Aim of the exercise → The records below are to be duplicated character for character.

Data provided →
▬▬▬▬▬▬

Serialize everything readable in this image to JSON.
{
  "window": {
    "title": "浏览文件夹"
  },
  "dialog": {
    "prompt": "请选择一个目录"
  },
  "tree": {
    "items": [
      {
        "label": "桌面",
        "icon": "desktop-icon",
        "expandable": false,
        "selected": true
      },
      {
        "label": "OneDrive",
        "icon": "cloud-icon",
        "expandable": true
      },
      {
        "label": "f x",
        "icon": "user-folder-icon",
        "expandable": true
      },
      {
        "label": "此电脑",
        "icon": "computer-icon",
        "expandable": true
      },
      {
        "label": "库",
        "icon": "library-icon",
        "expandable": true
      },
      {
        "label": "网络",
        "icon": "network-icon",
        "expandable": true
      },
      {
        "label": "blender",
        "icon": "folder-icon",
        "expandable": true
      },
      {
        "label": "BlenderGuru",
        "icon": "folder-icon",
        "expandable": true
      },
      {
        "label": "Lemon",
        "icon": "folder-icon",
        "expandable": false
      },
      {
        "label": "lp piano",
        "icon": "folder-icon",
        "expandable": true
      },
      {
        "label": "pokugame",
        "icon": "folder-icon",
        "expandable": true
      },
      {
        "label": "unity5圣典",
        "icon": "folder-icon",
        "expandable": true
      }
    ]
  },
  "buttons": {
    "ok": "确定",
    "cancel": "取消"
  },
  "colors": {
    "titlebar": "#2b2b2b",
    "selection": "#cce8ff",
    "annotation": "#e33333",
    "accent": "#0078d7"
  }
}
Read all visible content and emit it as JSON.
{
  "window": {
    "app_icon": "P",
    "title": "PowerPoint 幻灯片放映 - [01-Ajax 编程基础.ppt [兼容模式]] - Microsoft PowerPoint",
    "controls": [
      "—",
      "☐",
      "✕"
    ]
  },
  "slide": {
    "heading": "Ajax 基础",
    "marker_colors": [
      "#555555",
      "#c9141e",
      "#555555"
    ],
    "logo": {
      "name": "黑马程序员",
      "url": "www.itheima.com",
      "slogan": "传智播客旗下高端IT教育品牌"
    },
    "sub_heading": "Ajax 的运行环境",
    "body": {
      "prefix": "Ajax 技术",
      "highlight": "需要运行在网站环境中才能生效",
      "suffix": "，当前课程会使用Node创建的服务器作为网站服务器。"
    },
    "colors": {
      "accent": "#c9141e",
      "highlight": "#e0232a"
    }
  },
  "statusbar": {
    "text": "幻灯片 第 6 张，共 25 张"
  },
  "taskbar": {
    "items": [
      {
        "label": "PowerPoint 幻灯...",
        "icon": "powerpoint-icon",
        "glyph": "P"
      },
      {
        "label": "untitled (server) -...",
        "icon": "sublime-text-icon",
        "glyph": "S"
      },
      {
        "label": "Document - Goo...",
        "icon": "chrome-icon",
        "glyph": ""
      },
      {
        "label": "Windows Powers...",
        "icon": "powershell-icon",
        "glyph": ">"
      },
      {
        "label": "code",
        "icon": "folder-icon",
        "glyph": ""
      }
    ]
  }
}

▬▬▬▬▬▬

Exercise answer →
Serialize everything readable in this image to JSON.
{
  "window": {
    "title": "浏览文件夹"
  },
  "dialog": {
    "prompt": "请选择一个目录"
  },
  "tree": {
    "items": [
      {
        "label": "桌面",
        "icon": "desktop-icon",
        "expandable": false,
        "selected": true
      },
      {
        "label": "OneDrive",
        "icon": "cloud-icon",
        "expandable": true
      },
      {
        "label": "f x",
        "icon": "user-folder-icon",
        "expandable": true
      },
      {
        "label": "此电脑",
        "icon": "computer-icon",
        "expandable": true
      },
      {
        "label": "库",
        "icon": "library-icon",
        "expandable": true
      },
      {
        "label": "网络",
        "icon": "network-icon",
        "expandable": true
      },
      {
        "label": "blender",
        "icon": "folder-icon",
        "expandable": true
      },
      {
        "label": "BlenderGuru",
        "icon": "folder-icon",
        "expandable": true
      },
      {
        "label": "Lemon",
        "icon": "folder-icon",
        "expandable": false
      },
      {
        "label": "lp piano",
        "icon": "folder-icon",
        "expandable": true
      },
      {
        "label": "pokugame",
        "icon": "folder-icon",
        "expandable": true
      },
      {
        "label": "unity5圣典",
        "icon": "folder-icon",
        "expandable": true
      }
    ]
  },
  "buttons": {
    "ok": "确定",
    "cancel": "取消"
  },
  "colors": {
    "titlebar": "#2b2b2b",
    "selection": "#cce8ff",
    "annotation": "#e33333",
    "accent": "#0078d7"
  }
}
Read all visible content and emit it as JSON.
{
  "window": {
    "app_icon": "P",
    "title": "PowerPoint 幻灯片放映 - [01-Ajax 编程基础.ppt [兼容模式]] - Microsoft PowerPoint",
    "controls": [
      "—",
      "☐",
      "✕"
    ]
  },
  "slide": {
    "heading": "Ajax 基础",
    "marker_colors": [
      "#555555",
      "#c9141e",
      "#555555"
    ],
    "logo": {
      "name": "黑马程序员",
      "url": "www.itheima.com",
      "slogan": "传智播客旗下高端IT教育品牌"
    },
    "sub_heading": "Ajax 的运行环境",
    "body": {
      "prefix": "Ajax 技术",
      "highlight": "需要运行在网站环境中才能生效",
      "suffix": "，当前课程会使用Node创建的服务器作为网站服务器。"
    },
    "colors": {
      "accent": "#c9141e",
      "highlight": "#e0232a"
    }
  },
  "statusbar": {
    "text": "幻灯片 第 6 张，共 25 张"
  },
  "taskbar": {
    "items": [
      {
        "label": "PowerPoint 幻灯...",
        "icon": "powerpoint-icon",
        "glyph": "P"
      },
      {
        "label": "untitled (server) -...",
        "icon": "sublime-text-icon",
        "glyph": "S"
      },
      {
        "label": "Document - Goo...",
        "icon": "chrome-icon",
        "glyph": ""
      },
      {
        "label": "Windows Powers...",
        "icon": "powershell-icon",
        "glyph": ">"
      },
      {
        "label": "code",
        "icon": "folder-icon",
        "glyph": ""
      }
    ]
  }
}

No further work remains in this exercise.